Angi Weston, Kona Sales
|I loved that we all rallied to be there to make the future of riding and product better for women. I learned a ton...for example, I now have three solid points as to why 1x is better for women. And, I have anecdotal stories from the SRAMbassador coaches that verify these points. It was great to learn product, talk about real world examples from women who know, and then think about how to put this into practice with our offerings - from the product side of things and the marketing side of things. Katie Zaffke, Juliana Bicycles Brand Manager|
|I loved meeting other women in the industry who have the same passion for getting more women on bikes. I loved seeing how down to earth all of the women were and getting to see who works for what company. This industry is all about connections and relationships and it felt really good to get to know other women in the industry. It was a highlight just to be invited! Lindsey Vories Director of Inspiration, Liv Ladies All-Ride Clinics.|
|We're out there. There are a lot of women wrenching and working on products, not just women's specific products, that have been in the industry for a long time. In the chaos of a tradeshow or in a dude-heavy office setting it can be easy to feel like you're going it alone. It was incredibly beneficial connecting with other folks experiencing similar challenges and building a better network to bounce ideas off of and share perspective. Amy Kippley - Product Manager/Surly Bikes|
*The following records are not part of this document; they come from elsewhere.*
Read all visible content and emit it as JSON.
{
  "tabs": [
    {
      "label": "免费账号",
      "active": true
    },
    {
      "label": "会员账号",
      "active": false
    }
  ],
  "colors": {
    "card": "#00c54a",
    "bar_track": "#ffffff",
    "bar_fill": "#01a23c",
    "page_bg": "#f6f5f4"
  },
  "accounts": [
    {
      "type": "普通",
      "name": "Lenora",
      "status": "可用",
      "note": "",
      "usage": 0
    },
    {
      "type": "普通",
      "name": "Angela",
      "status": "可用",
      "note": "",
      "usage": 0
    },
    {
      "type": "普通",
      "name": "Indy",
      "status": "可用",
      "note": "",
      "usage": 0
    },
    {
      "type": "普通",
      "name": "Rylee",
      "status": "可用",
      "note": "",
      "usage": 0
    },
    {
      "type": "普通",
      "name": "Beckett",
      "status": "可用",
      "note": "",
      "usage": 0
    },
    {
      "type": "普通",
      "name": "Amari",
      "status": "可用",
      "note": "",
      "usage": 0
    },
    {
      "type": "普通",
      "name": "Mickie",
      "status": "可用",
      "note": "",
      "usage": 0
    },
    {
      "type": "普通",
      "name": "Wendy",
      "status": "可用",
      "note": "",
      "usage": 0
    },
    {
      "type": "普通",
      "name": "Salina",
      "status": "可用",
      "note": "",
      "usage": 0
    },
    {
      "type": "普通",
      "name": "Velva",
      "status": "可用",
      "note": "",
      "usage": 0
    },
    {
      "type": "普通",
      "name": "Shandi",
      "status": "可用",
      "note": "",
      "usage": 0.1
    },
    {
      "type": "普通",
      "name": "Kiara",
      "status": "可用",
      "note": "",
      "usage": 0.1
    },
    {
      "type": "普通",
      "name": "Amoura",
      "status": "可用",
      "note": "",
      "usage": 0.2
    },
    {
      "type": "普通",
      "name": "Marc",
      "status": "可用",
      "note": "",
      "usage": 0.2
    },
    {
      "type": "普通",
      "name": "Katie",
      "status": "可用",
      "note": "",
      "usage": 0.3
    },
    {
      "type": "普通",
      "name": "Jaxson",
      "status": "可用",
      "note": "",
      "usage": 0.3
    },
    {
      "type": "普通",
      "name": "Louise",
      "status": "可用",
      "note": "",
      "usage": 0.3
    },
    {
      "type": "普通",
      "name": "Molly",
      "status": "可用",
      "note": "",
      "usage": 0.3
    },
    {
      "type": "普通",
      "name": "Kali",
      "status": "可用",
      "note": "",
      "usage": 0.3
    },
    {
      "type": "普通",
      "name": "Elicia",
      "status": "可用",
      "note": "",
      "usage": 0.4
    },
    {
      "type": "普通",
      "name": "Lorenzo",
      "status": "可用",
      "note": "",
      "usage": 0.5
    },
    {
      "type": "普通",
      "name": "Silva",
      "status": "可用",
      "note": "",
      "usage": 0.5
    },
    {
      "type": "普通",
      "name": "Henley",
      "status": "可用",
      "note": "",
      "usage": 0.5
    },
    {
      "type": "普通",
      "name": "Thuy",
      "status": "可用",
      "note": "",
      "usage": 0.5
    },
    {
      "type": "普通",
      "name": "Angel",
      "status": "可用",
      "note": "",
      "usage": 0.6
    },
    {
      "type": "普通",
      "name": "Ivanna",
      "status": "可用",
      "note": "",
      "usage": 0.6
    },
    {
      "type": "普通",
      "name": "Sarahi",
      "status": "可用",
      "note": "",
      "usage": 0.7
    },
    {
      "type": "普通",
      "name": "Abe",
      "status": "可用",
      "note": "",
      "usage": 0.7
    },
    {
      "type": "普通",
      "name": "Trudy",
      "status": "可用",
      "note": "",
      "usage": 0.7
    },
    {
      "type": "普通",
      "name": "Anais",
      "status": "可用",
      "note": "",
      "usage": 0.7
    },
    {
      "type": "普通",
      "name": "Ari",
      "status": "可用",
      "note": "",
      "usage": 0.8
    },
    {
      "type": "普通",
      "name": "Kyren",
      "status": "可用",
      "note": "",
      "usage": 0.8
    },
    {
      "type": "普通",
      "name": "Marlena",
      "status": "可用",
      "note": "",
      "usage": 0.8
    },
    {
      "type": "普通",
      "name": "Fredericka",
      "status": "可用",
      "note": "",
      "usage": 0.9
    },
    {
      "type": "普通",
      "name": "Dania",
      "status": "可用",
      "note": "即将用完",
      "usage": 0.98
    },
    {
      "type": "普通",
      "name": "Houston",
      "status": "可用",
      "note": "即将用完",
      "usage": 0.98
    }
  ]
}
|I think most of the women in there are surprised to see so many other women doing what they do or something similar and you know, kicking ass. Slowly we're growing our numbers in the industry, slowly we're becoming a powerful group, we're having a voice that's standing out and being presented. I am totally ok with being represented by the group of women in that room. - Sara Jarrell|
|We wanted to see what would happen if we changed the tone and held a STU just for women in the bike industry. Would it make a difference? We think it did. After spending a week with this awesome group, we feel more educated and excited about the future of women's cycling. - Elayna Caldwell|
OE camps aren't uncommon, they're an important part of how the industry keeps moving forward. What is uncommon is putting a large group of industry women in this environment together. What started as an opportunity to learn about SRAM's products quickly turned into an event that struck a deeper chord with the attendees. To hear everyone mention time and time again how impactful it was to meet and learn with their peers indicates that women are still the minority, but the tide is turning. More women are steadily entering the industry and more women are taking interest in product. Last year over 800 women in the USA applied for the QBP Bike Mechanic Scholarship program. These numbers combined with initiatives such as SRAM's Women's STU show that the ladies are out there growing their presence. They also suggest that the term "minority" should soon be in the rear-view mirror.
Would Jarrell, Caldwell and SRAM do it all again? The answer is yes.
Photography by Anne Keller.
Additional photography by Rachelle Frazer.